If my Flaccus delights in a long-eared fennec, if Canius enjoys a sombre Ethiop, if Publius is a-fire with love for a tiny lapdog, if Cronius adores a long-tailed monkey that resembles him, if a destructive ichneumon charms Marius, if a magpie that can speak your name pleases you, Lausus, if Glaucilla(?) twines a clammy snake about her neck, if Telesilla gave a tomb to a nightingale, why should not anyone who sees these freaks pleasing their owners not love the face of Cupid’s Labyrtas? (tr. David Roy Shackleton Bailey)



Quid te, Tucca, iuvat vetulo miscere Falerno
in Vaticanis condita musta cadis?
quid tantum fecere boni tibi pessima vina?
aut quid fecerunt optima vina mali?
de nobis facile est; scelus est iugulare Falernum
et dare Campano toxica saeva mero.
convivae meruere tui fortasse perire:
amphora non meruit tam pretiosa mori.
(Martial 1.18)

Tucca, what satisfaction do you get out of mixing must stored in Vatican* jars with old Falernian? What great good have vile wines done you or fine wines what harm? Never mind about us; it’s a crime to murder Falernian and put fierce toxins into a Campanian vintage. Maybe your guests deserved to perish, but so costly a jar did not deserve to die. (tr. David Roy Shackleton-Bailey)


naked swimmer

Invitas nullum nisi cum quo, Cotta, lavaris
et dant convivam balnea sola tibi.
mirabar quare numquam me, Cotta, vocasses:
iam scio me nudum displicuisse tibi.
(Martial 1.23)

You never invite anybody, Cotta, unless you have bathed with him; only the baths give you a guest.

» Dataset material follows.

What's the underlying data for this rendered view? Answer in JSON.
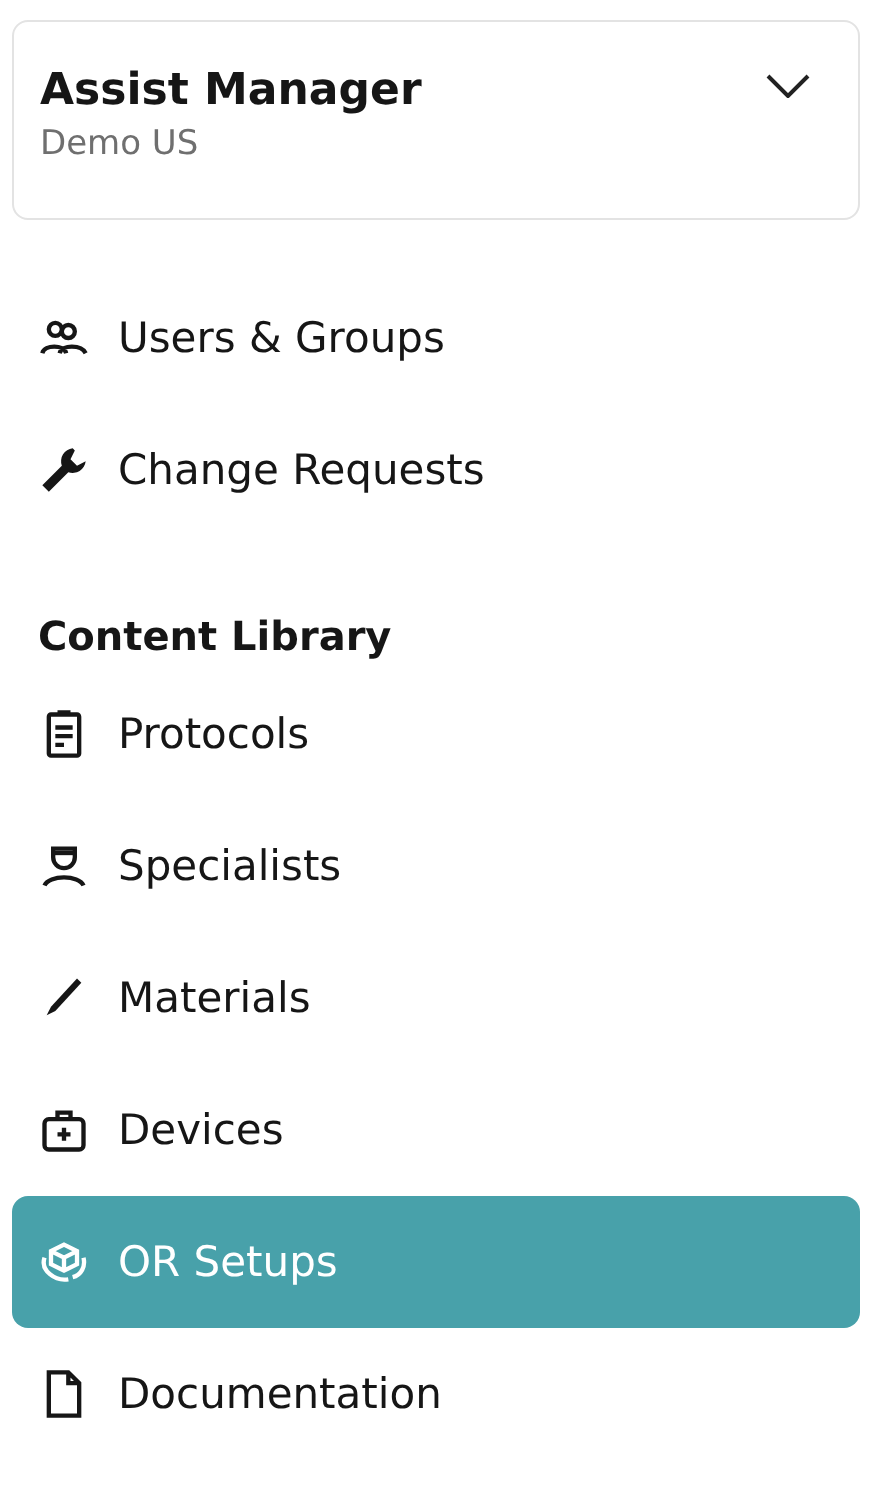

I used to wonder why you had never asked me to dinner. Now I know that you didn’t like me in the nude. (tr. David Roy Shackleton Bailey)